Something many people find surprising when they meet the 40+ year old me is something that those who knew me in my 20's often still tease me about: I used to have a very short fuse and volatile temper.
In my late-20's I began recognizing that my lack of emotional regulation was starting to become a real roadblock to my career, and I dug in to work on it. For nearly a decade, I put such focus on changing my own patterns of behavior that when I look back at the early part of my career, I don't recognize myself at all.
One of the stranger side-effects of the several lifetimes of distance I've put between the current version of me and that youthful one is that I currently find myself constantly surprised when I see people who respond the same way I used to.
My old dog, Zeka, used to rush up to every person she ever met to greet them. Because she was ridiculously cute and extremely sociable, she was almost always granted a loving hello from friends and strangers alike. Yet, on occasion, she would encounter someone who was simply not a dog person (perish the thought!) and they would just ignore her. I will never forget the utterly perplexed look on her face. She didn't appear hurt or disappointed, just confused. What do you mean you don't find me irresistible? How is that even possible?
This is much the reaction I have now when I see people have dramatic emotional reactions to most things. My first thought is almost always, How does that help?
Of course, this isn't to say that I don't have any triggers left anymore. That's not true at all, but in going through this work, I realized a few very important things:
Of course, there is always a great value to harnessing passion. And sometimes passion manifests itself in messy ways -- not all of which you may necessarily want to quash.
But I think the question I currently ask, How does this help?, is worth asking over and over again.
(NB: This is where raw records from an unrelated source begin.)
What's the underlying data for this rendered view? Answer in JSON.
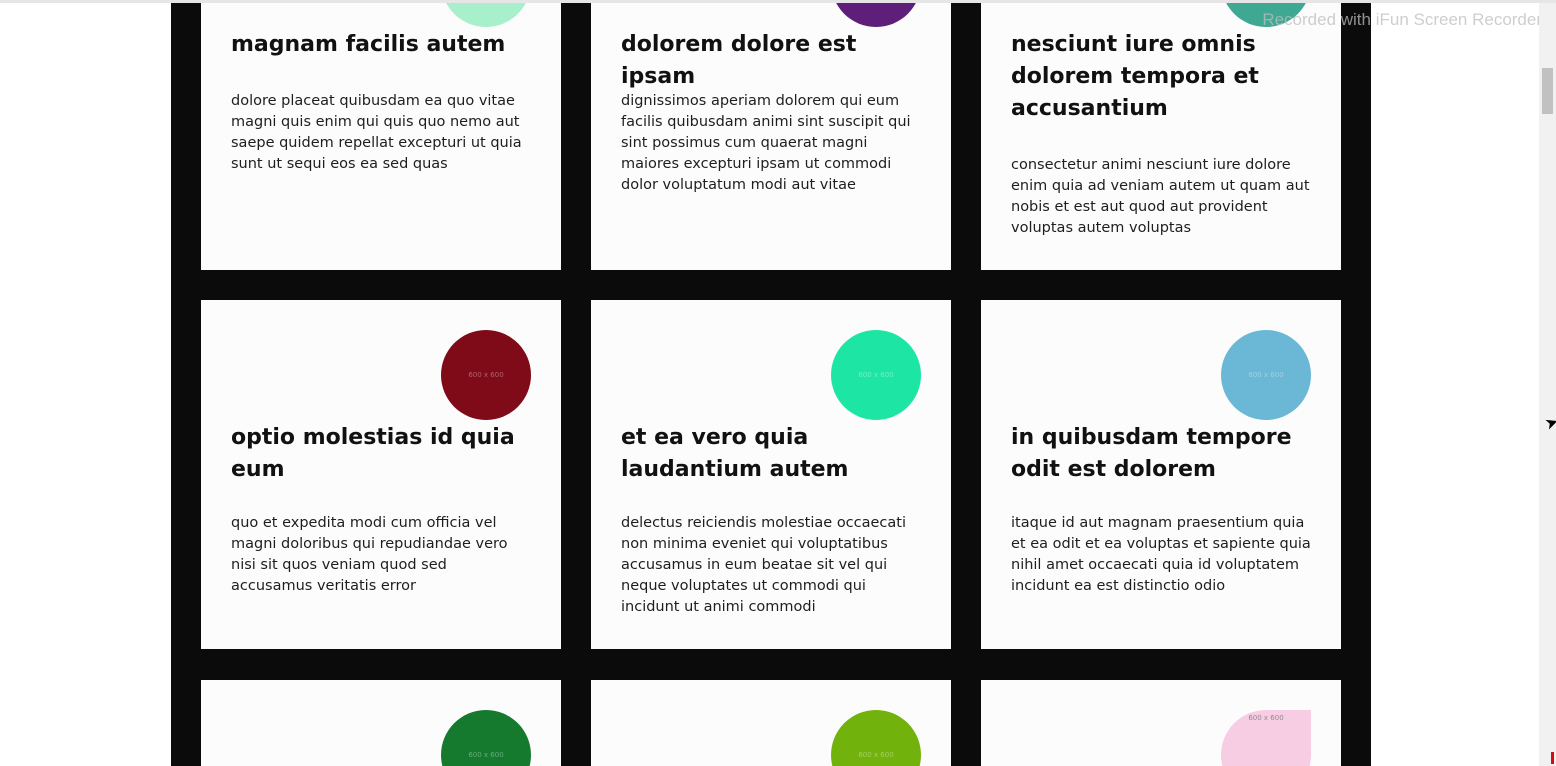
{
  "watermark": "Recorded with iFun Screen Recorder",
  "cards": [
    {
      "title": "magnam facilis autem",
      "body": "dolore placeat quibusdam ea quo vitae magni quis enim qui quis quo nemo aut saepe quidem repellat excepturi ut quia sunt ut sequi eos ea sed quas",
      "color": "#a8efcc",
      "thumb_label": ""
    },
    {
      "title": "dolorem dolore est ipsam",
      "body": "dignissimos aperiam dolorem qui eum facilis quibusdam animi sint suscipit qui sint possimus cum quaerat magni maiores excepturi ipsam ut commodi dolor voluptatum modi aut vitae",
      "color": "#5e1f7a",
      "thumb_label": ""
    },
    {
      "title": "nesciunt iure omnis dolorem tempora et accusantium",
      "body": "consectetur animi nesciunt iure dolore enim quia ad veniam autem ut quam aut nobis et est aut quod aut provident voluptas autem voluptas",
      "color": "#3fa893",
      "thumb_label": ""
    },
    {
      "title": "optio molestias id quia eum",
      "body": "quo et expedita modi cum officia vel magni doloribus qui repudiandae vero nisi sit quos veniam quod sed accusamus veritatis error",
      "color": "#7f0b18",
      "thumb_label": "600 x 600"
    },
    {
      "title": "et ea vero quia laudantium autem",
      "body": "delectus reiciendis molestiae occaecati non minima eveniet qui voluptatibus accusamus in eum beatae sit vel qui neque voluptates ut commodi qui incidunt ut animi commodi",
      "color": "#1de6a5",
      "thumb_label": "600 x 600"
    },
    {
      "title": "in quibusdam tempore odit est dolorem",
      "body": "itaque id aut magnam praesentium quia et ea odit et ea voluptas et sapiente quia nihil amet occaecati quia id voluptatem incidunt ea est distinctio odio",
      "color": "#6bb7d6",
      "thumb_label": "600 x 600"
    },
    {
      "title": "",
      "body": "",
      "color": "#157a2d",
      "thumb_label": "600 x 600"
    },
    {
      "title": "",
      "body": "",
      "color": "#72b20d",
      "thumb_label": "600 x 600"
    },
    {
      "title": "",
      "body": "",
      "color": "#f7cde3",
      "thumb_label": "600 x 600"
    }
  ]
}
If it does, great. If it doesn't, then maybe it's worth looking at alternatives.